As promised, here’s Part 2. But note that this section (on implications for treatment) is based on eight and a half chapters you haven’t read yet. To distill some of the main points is tricky, but here goes: Addiction is maintained by an entrenched set  of connections between the striatum — the part of the […] (Read the rest.)

Comments ( 8 )

Toward an alternative approach: But first a word from our sponsor

Our sponsor is the brain, of course. So, before getting to Part 2, here’s an important message, also excerpted from the final chapter:   The term neuroplasticity has been bandied around a lot in recent years, but it’s been understood for at least a century. In Donald Hebb’s (1940s) memorable words: What fires together wires […] (Read the rest.)

Comments ( 13 )

What’s wrong with treating the “disease” of addiction?

So I got the manuscript back from my main editor (who works for the publisher), and to my horror the right margin was swarming with little purple boxes containing suggested revisions. This was only for Chapter 9, mind you. Everything else was pristine by now. Still, I really thought there would be little left to […] (Read the rest.)

Comments ( 59 )

Happy New Year! Coming up: Book of the year

Hi my lovelies! I want to wish you a very very good and in fact wonderfully happy and even exemplary new year! We flew into Amsterdam this morning. No sleep last night. The scary thing, after trying to bid the van-taxi driver down below his 200-euro fixation, was cruising along the freeway, wife and kids […] (Read the rest.)

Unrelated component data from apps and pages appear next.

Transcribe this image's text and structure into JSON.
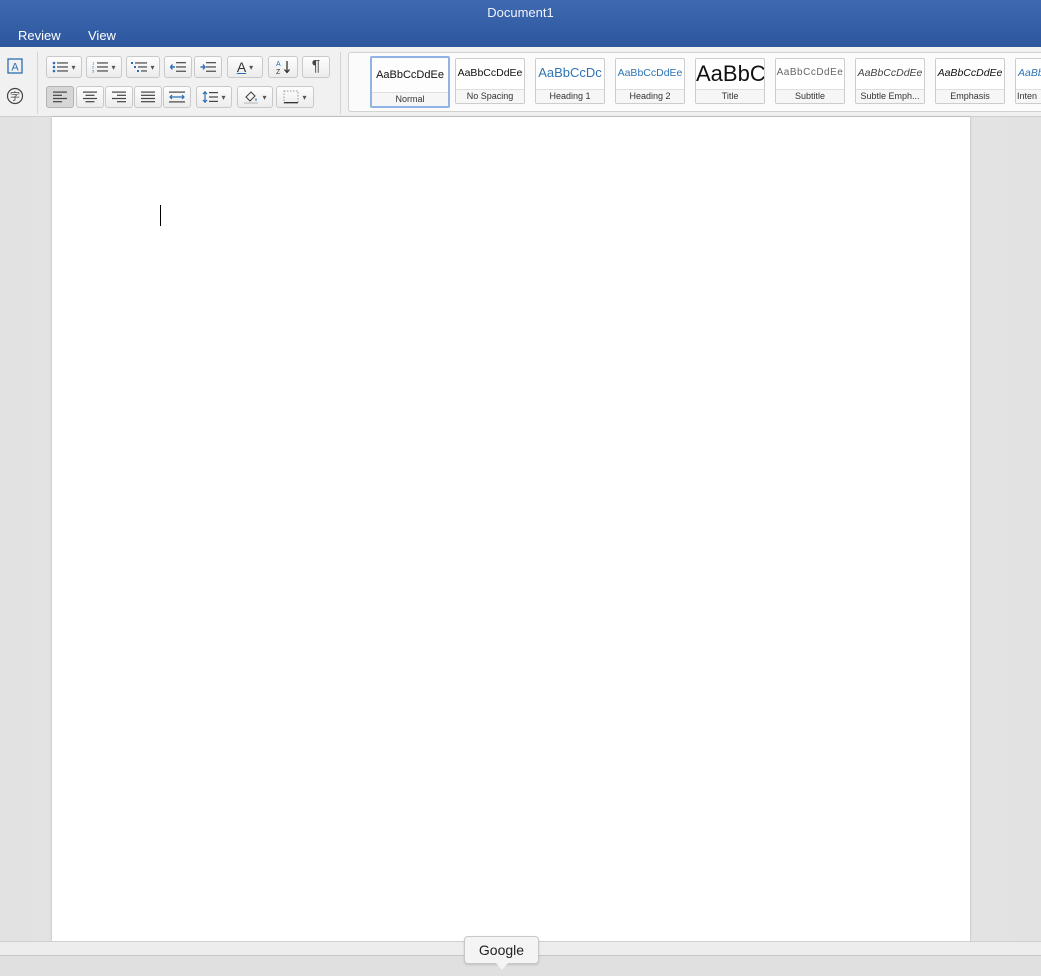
{
  "window": {
    "title": "Document1"
  },
  "menu": {
    "tabs": [
      {
        "label": "Review"
      },
      {
        "label": "View"
      }
    ]
  },
  "ribbon": {
    "paragraph": {
      "bullets_icon": "bulleted-list-icon",
      "numbering_icon": "numbered-list-icon",
      "multilevel_icon": "multilevel-list-icon",
      "sort_label": "A Z",
      "show_marks_glyph": "¶",
      "text_effects_glyph": "A"
    },
    "styles": [
      {
        "sample": "AaBbCcDdEe",
        "name": "Normal",
        "color": "#111111",
        "selected": true
      },
      {
        "sample": "AaBbCcDdEe",
        "name": "No Spacing",
        "color": "#111111"
      },
      {
        "sample": "AaBbCcDc",
        "name": "Heading 1",
        "color": "#2e74b5"
      },
      {
        "sample": "AaBbCcDdEe",
        "name": "Heading 2",
        "color": "#2e74b5"
      },
      {
        "sample": "AaBbC",
        "name": "Title",
        "color": "#111111"
      },
      {
        "sample": "AaBbCcDdEe",
        "name": "Subtitle",
        "color": "#666666"
      },
      {
        "sample": "AaBbCcDdEe",
        "name": "Subtle Emph...",
        "color": "#444444"
      },
      {
        "sample": "AaBbCcDdEe",
        "name": "Emphasis",
        "color": "#111111"
      },
      {
        "sample": "AaBb",
        "name": "Inten",
        "color": "#2e74b5"
      }
    ]
  },
  "document": {
    "body_text": ""
  },
  "dock": {
    "tooltip": "Google"
  },
  "colors": {
    "accent": "#2c579e",
    "selected_style_border": "#8fb3e3"
  }
}
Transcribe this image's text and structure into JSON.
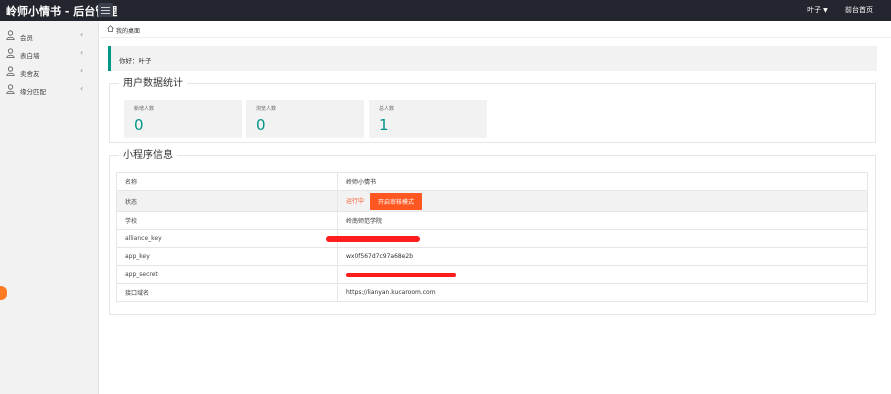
{
  "app": {
    "title": "岭师小情书 - 后台管理"
  },
  "header": {
    "user": "叶子",
    "home_link": "前台首页"
  },
  "sidebar": {
    "items": [
      {
        "label": "会员"
      },
      {
        "label": "表白墙"
      },
      {
        "label": "卖舍友"
      },
      {
        "label": "缘分匹配"
      }
    ]
  },
  "breadcrumb": {
    "label": "我的桌面"
  },
  "greeting": {
    "text": "你好：叶子"
  },
  "stats": {
    "title": "用户数据统计",
    "cards": [
      {
        "label": "新增人数",
        "value": "0"
      },
      {
        "label": "浏览人数",
        "value": "0"
      },
      {
        "label": "总人数",
        "value": "1"
      }
    ]
  },
  "miniprogram": {
    "title": "小程序信息",
    "rows": [
      {
        "key": "名称",
        "value": "岭师小情书"
      },
      {
        "key": "状态",
        "value": "运行中",
        "button": "开启审核模式"
      },
      {
        "key": "学校",
        "value": "岭南师范学院"
      },
      {
        "key": "alliance_key",
        "value": ""
      },
      {
        "key": "app_key",
        "value": "wx0f567d7c97a68e2b"
      },
      {
        "key": "app_secret",
        "value": ""
      },
      {
        "key": "接口域名",
        "value": "https://lianyan.kucaroom.com"
      }
    ]
  },
  "colors": {
    "accent": "#009688",
    "danger": "#ff5722",
    "topbar": "#23262e"
  }
}
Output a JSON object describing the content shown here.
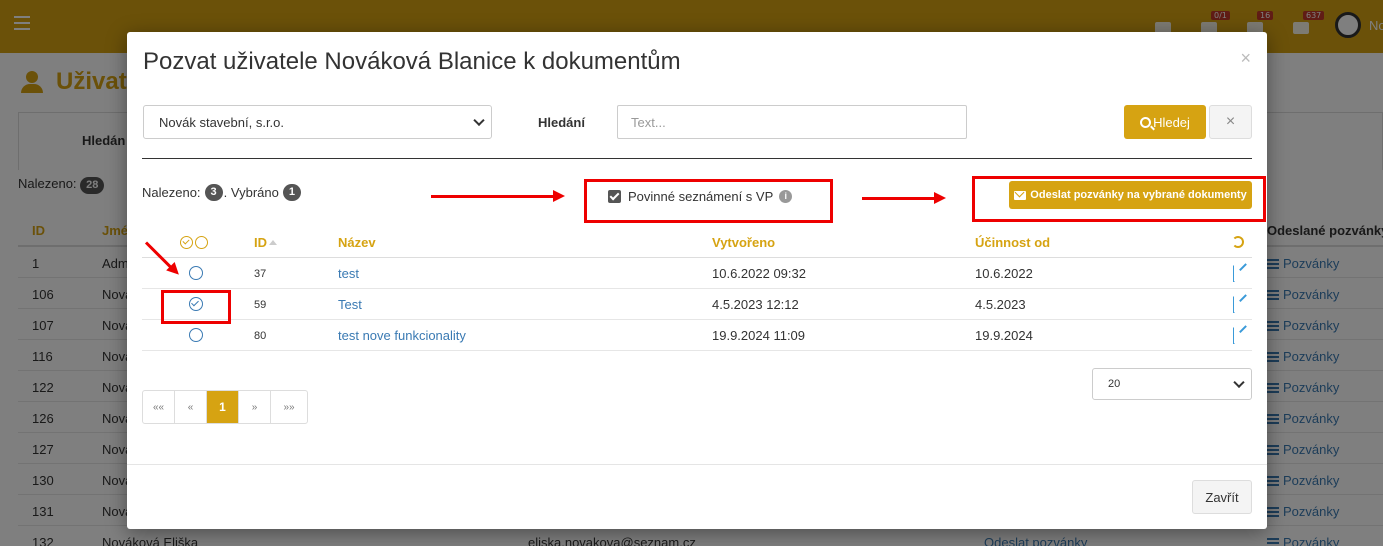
{
  "background": {
    "top_counters": [
      "0/1",
      "16",
      "637"
    ],
    "user_short": "No",
    "page_title": "Uživat",
    "search_label": "Hledán",
    "found_label": "Nalezeno:",
    "found_count": "28",
    "columns": {
      "id": "ID",
      "name": "Jmé",
      "sent": "Odeslané pozvánky"
    },
    "rows": [
      {
        "id": "1",
        "name": "Adm"
      },
      {
        "id": "106",
        "name": "Nova"
      },
      {
        "id": "107",
        "name": "Nova"
      },
      {
        "id": "116",
        "name": "Nova"
      },
      {
        "id": "122",
        "name": "Nova"
      },
      {
        "id": "126",
        "name": "Nova"
      },
      {
        "id": "127",
        "name": "Nova"
      },
      {
        "id": "130",
        "name": "Nova"
      },
      {
        "id": "131",
        "name": "Nova"
      },
      {
        "id": "132",
        "name": "Nováková Eliška",
        "email": "eliska.novakova@seznam.cz",
        "send": "Odeslat pozvánky"
      }
    ],
    "sent_link": "Pozvánky"
  },
  "modal": {
    "title": "Pozvat uživatele Nováková Blanice k dokumentům",
    "close": "×",
    "company_select": "Novák stavební, s.r.o.",
    "search_label": "Hledání",
    "search_placeholder": "Text...",
    "search_button": "Hledej",
    "clear_button": "×",
    "found_label": "Nalezeno:",
    "found_count": "3",
    "selected_label": ". Vybráno",
    "selected_count": "1",
    "mandatory_label": "Povinné seznámení s VP",
    "info_glyph": "i",
    "send_button": "Odeslat pozvánky na vybrané dokumenty",
    "columns": {
      "id": "ID",
      "name": "Název",
      "created": "Vytvořeno",
      "effective": "Účinnost od"
    },
    "rows": [
      {
        "id": "37",
        "name": "test",
        "created": "10.6.2022 09:32",
        "effective": "10.6.2022",
        "selected": false
      },
      {
        "id": "59",
        "name": "Test",
        "created": "4.5.2023 12:12",
        "effective": "4.5.2023",
        "selected": true
      },
      {
        "id": "80",
        "name": "test nove funkcionality",
        "created": "19.9.2024 11:09",
        "effective": "19.9.2024",
        "selected": false
      }
    ],
    "page_size": "20",
    "pager": [
      "««",
      "«",
      "1",
      "»",
      "»»"
    ],
    "close_button": "Zavřít"
  },
  "colors": {
    "accent": "#d6a312",
    "link": "#3a7ab3",
    "annotation": "#e00000"
  }
}
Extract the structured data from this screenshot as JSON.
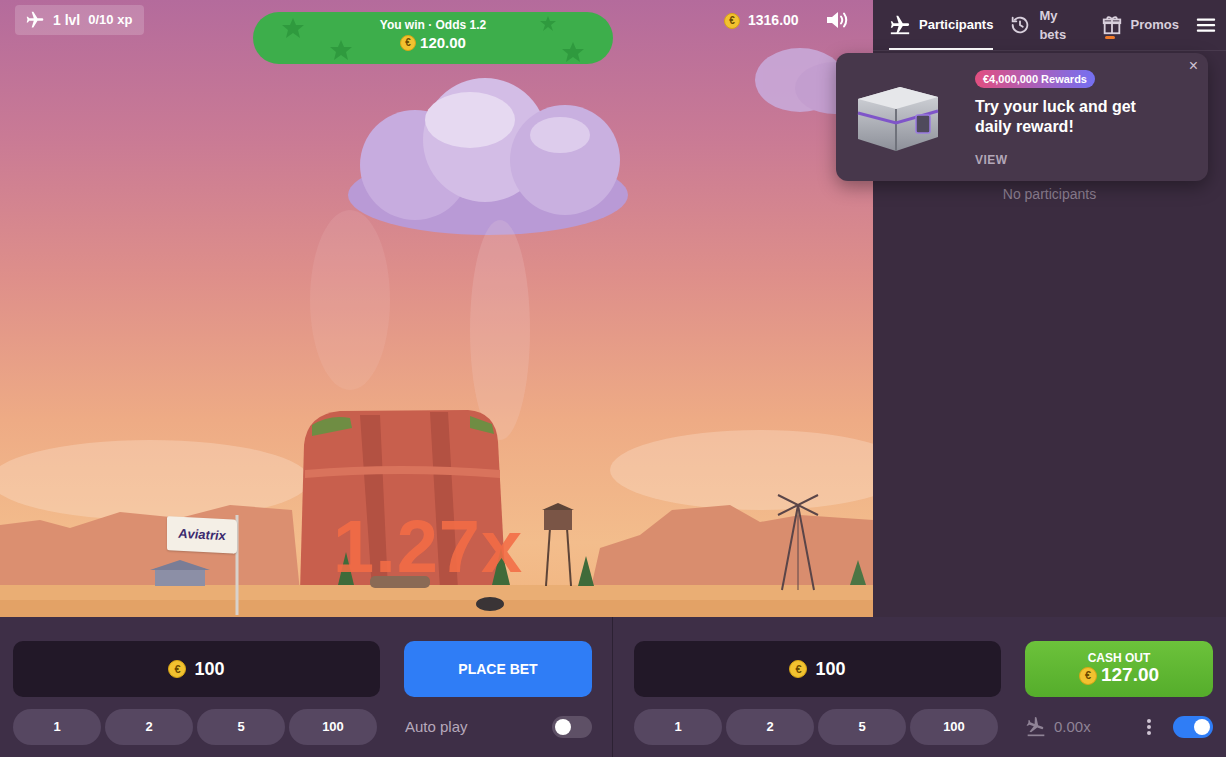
{
  "level": {
    "label": "1 lvl",
    "xp": "0/10 xp"
  },
  "win_toast": {
    "title": "You win · Odds 1.2",
    "amount": "120.00"
  },
  "currency": "€",
  "balance": "1316.00",
  "sound_on": true,
  "game": {
    "flag": "Aviatrix",
    "multiplier": "1.27x"
  },
  "sidebar": {
    "tabs": [
      {
        "label": "Participants",
        "selected": true,
        "notification": false
      },
      {
        "label": "My bets",
        "selected": false,
        "notification": false
      },
      {
        "label": "Promos",
        "selected": false,
        "notification": true
      }
    ],
    "empty_text": "No participants"
  },
  "promo_popup": {
    "badge": "€4,000,000 Rewards",
    "title": "Try your luck and get daily reward!",
    "action": "VIEW",
    "close": "×"
  },
  "bet_panels": [
    {
      "kind": "place",
      "amount": "100",
      "quick_amounts": [
        "1",
        "2",
        "5",
        "100"
      ],
      "button": {
        "label": "PLACE BET"
      },
      "auto_play": {
        "label": "Auto play",
        "on": false
      }
    },
    {
      "kind": "cashout",
      "amount": "100",
      "quick_amounts": [
        "1",
        "2",
        "5",
        "100"
      ],
      "button": {
        "label": "CASH OUT",
        "amount": "127.00"
      },
      "auto_cashout": {
        "value": "0.00x",
        "on": true
      }
    }
  ]
}
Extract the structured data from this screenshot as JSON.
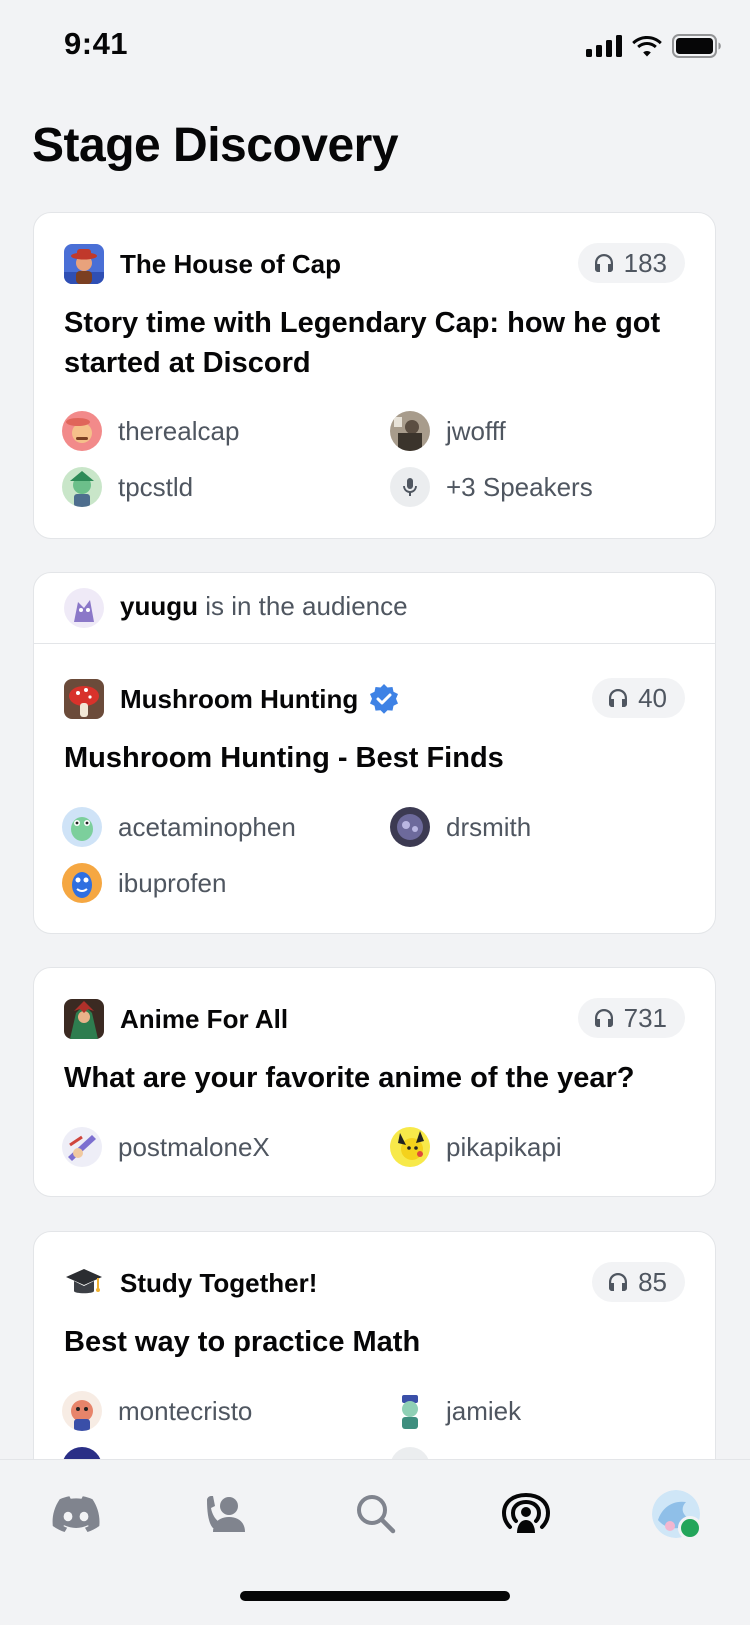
{
  "status": {
    "time": "9:41"
  },
  "page": {
    "title": "Stage Discovery"
  },
  "cards": [
    {
      "server": "The House of Cap",
      "listeners": "183",
      "topic": "Story time with Legendary Cap: how he got started at Discord",
      "speakers": [
        "therealcap",
        "jwofff",
        "tpcstld"
      ],
      "more_speakers": "+3 Speakers"
    },
    {
      "audience_user": "yuugu",
      "audience_text": " is in the audience",
      "server": "Mushroom Hunting",
      "verified": true,
      "listeners": "40",
      "topic": "Mushroom Hunting - Best Finds",
      "speakers": [
        "acetaminophen",
        "drsmith",
        "ibuprofen"
      ]
    },
    {
      "server": "Anime For All",
      "listeners": "731",
      "topic": "What are your favorite anime of the year?",
      "speakers": [
        "postmaloneX",
        "pikapikapi"
      ]
    },
    {
      "server": "Study Together!",
      "listeners": "85",
      "topic": "Best way to practice Math",
      "speakers": [
        "montecristo",
        "jamiek"
      ]
    }
  ],
  "tabs": [
    "home-tab",
    "friends-tab",
    "search-tab",
    "stage-discovery-tab",
    "profile-tab"
  ],
  "colors": {
    "accent": "#5865f2",
    "verified": "#3e82e5",
    "online": "#23a55a",
    "muted_text": "#4f5660"
  }
}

Comments ( 42 )

Fitting the learning curve to real-life addiction

So here’s the resolution that occurred to me. The problem was that the learning curve that describes addiction onset is often unusually steep — what I’ve called accelerated learning. But the biographies I include in the book, and other tales of addiction sent my way, sometimes show a gradual onset — a period of coasting […] (Read the rest.)

Comments ( 27 )